There’s enough to get every cop on the NYPD kissed here.
A woman arriving from Africa wanted so desperately to keep the magic in her relationship that she attempted to smuggle into the U.S. these 42 bottles of Love potion. That’s what she and her husband waiting Stateside told the Customs and Border Protection officers in Philadelphia who intercepted this package from the couple, who claimed it was for personal use.
CBP reviewed the “potion” and determined it to be “inadmissable,” classifying it as a drug. As of March 2008, the plan was to destroy the liquid. Makes you wonder if they’ll have to go down to 34th and Vine to do it.

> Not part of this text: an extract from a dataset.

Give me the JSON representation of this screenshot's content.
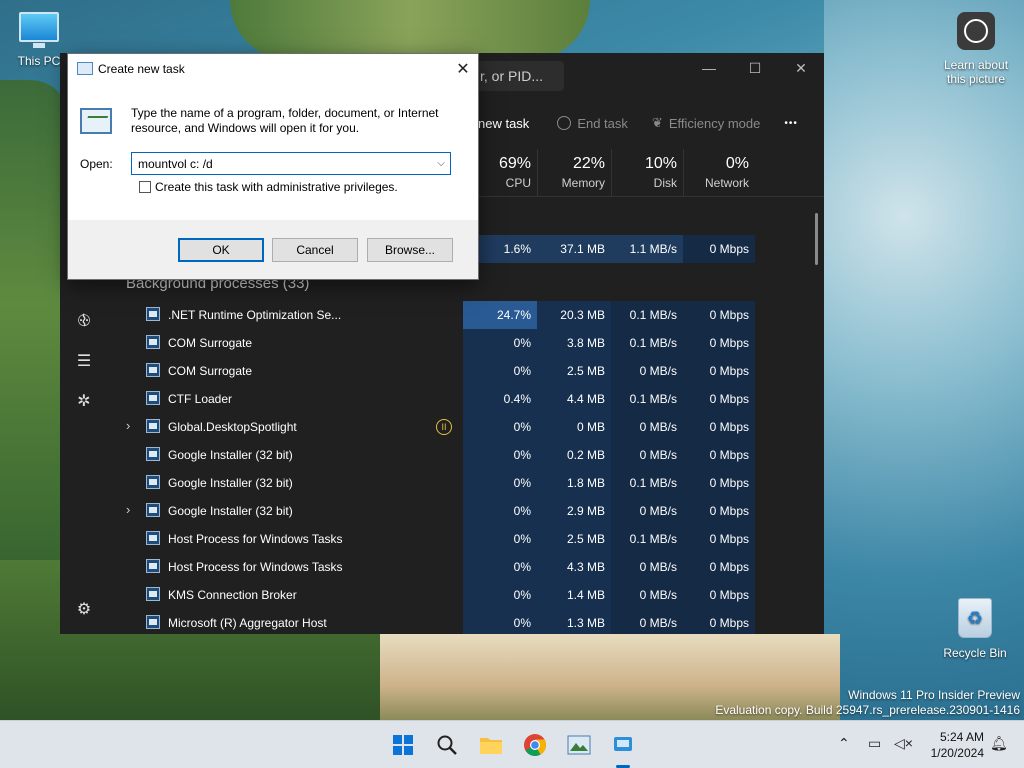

You couldn’t call this one a dirty birdie.
Here in the United States, the least loved are flushed while the most loved are generally interred in a shoebox. Perhaps the most infamous dead bird ever, it will surely live on in the memory of the customs officer who discovered it pressed carefully in a bar of black soap.
The Nigerian traveler who arrived in Baltimore by way of London in March, 2009 denied having any animal products, but was discovered by Customs and Border Protection officers to be in possession of “3.6 pounds of beef, three pounds of chicken bullion, one star fruit and the soap-encased bird,” and summarily charged $300.00. You’ve got to wonder what happened to it in the end, but the funeral procession likely surmounted the excitement of the final farewell.
All Photos courtesy of Customs and Border Protection